But the soldier also admits his actions were also driven in part by a desire to prove a point or execute a personal mission of sorts. Bergdahl says was trying to prove to those who knew him that he was capable of being a hero or a "Jason Bourne"-type character from a movie.

"I was going to prove to the world that I was the real thing — I could be what it is all those guys who go to the movies and watch those movies — they all want to be that, but I wanted to prove that I was that," he said. "I was trying to find a solution to the problem at hand and I tied into it this idea… to kill two birds with one stone."

In the end, the move took an unintended turn, when Bergdahl was captured by militants. The soldier was kept in isolated captivity until 2014 when he was finally released in exchange for five Taliban commanders who were being held at the US prison at Guantanamo Bay, Cuba. Intense political and media scrutiny followed the high-profile prisoner exchange, heightened by assertions from Republican lawmakers that the swap, made without Congress' approval, was illegal.

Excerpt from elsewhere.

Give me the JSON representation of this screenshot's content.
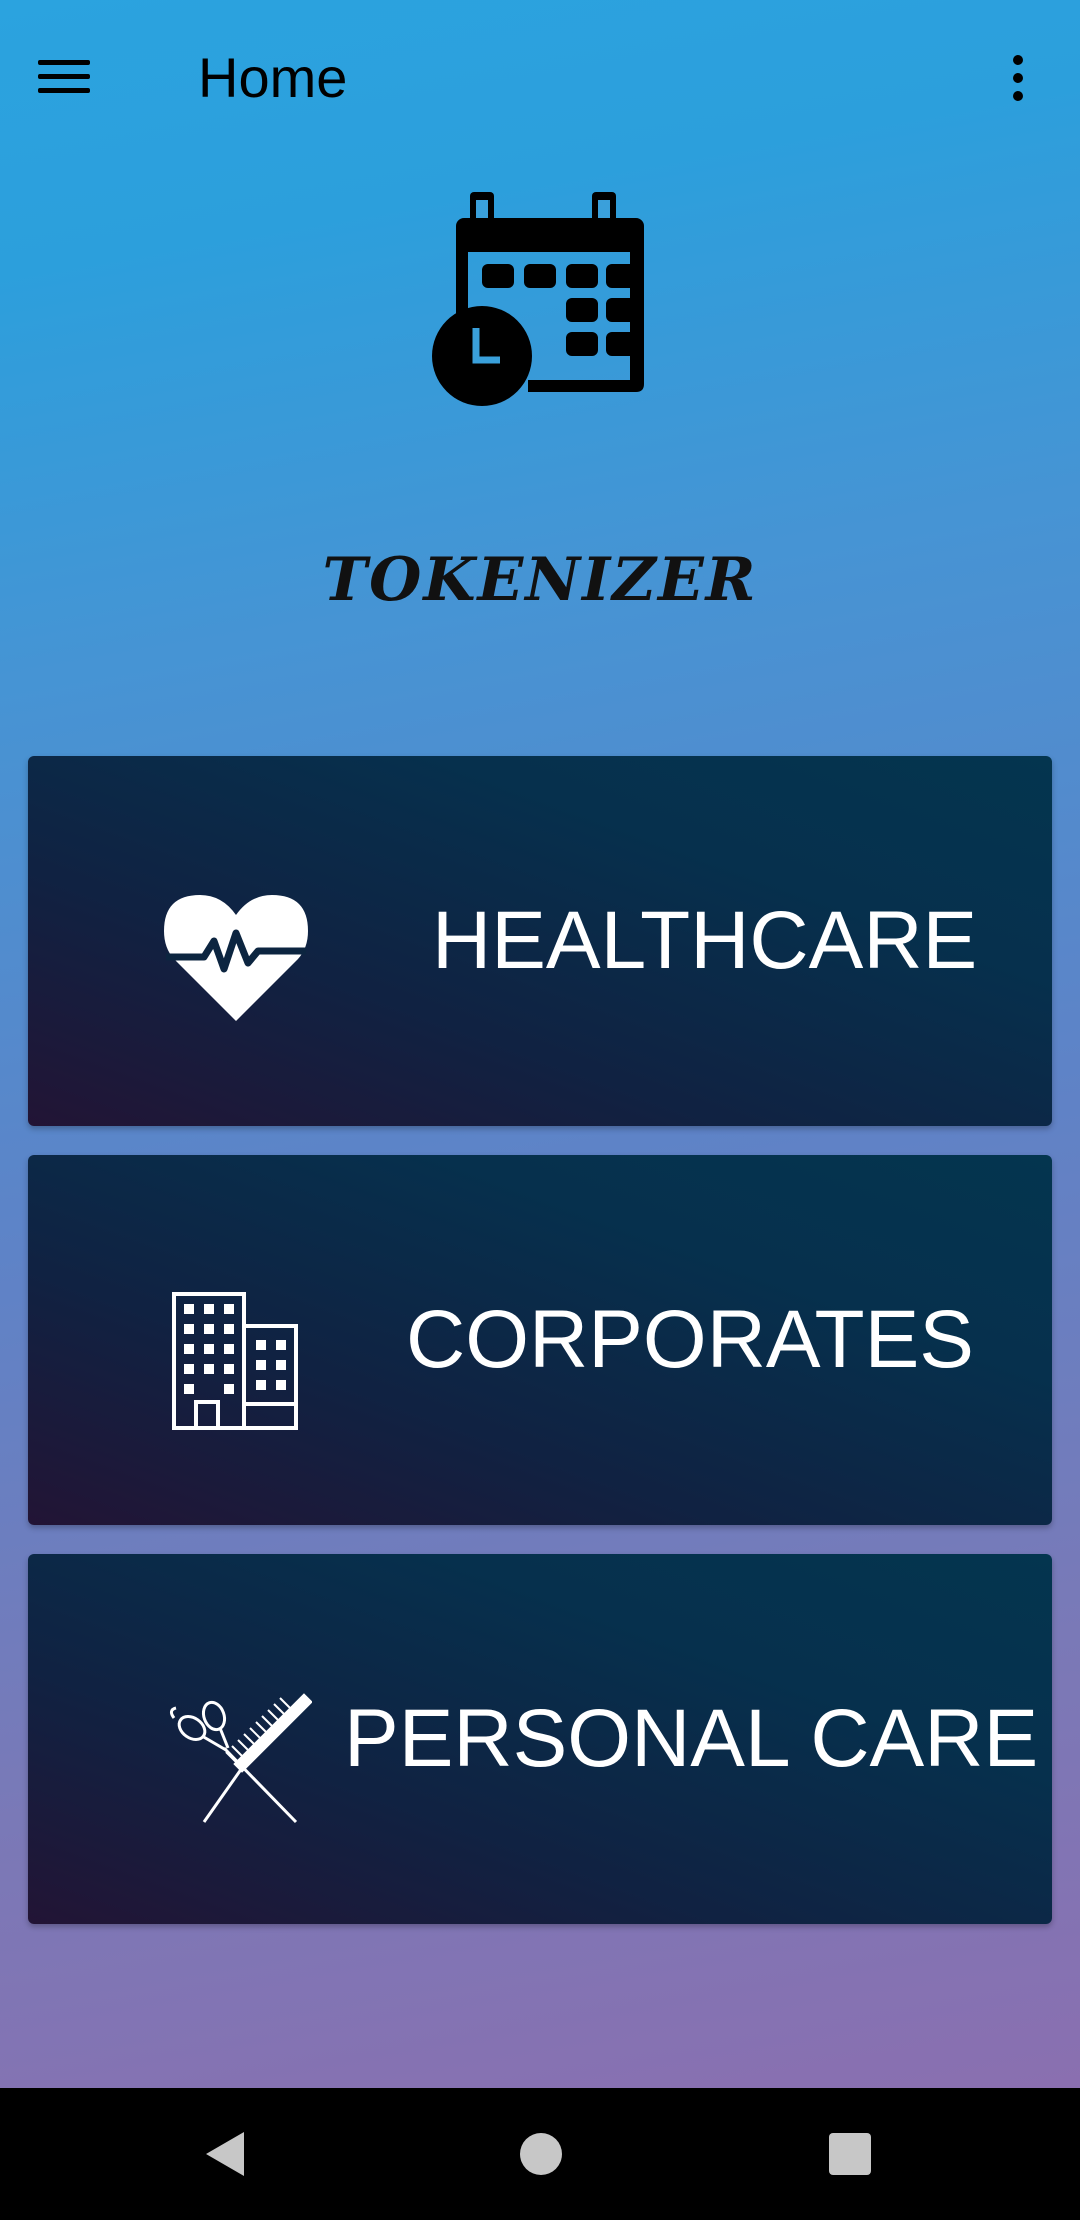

The wildly successful Serial podcast, made by producers of public radio's This American Life, is set to explore the Taliban's side of Bergdahl's capture in the next episode. The first season, which focused on the story of Adnan Syed who was accused of murdering his ex-girlfriend, garnered roughly 1.5 million listeners an episode, and eventually led to a court agreeing last month to hear new evidence in the case, 15 years after Syed was imprisoned.

Follow Liz Fields on Twitter: @lianzifields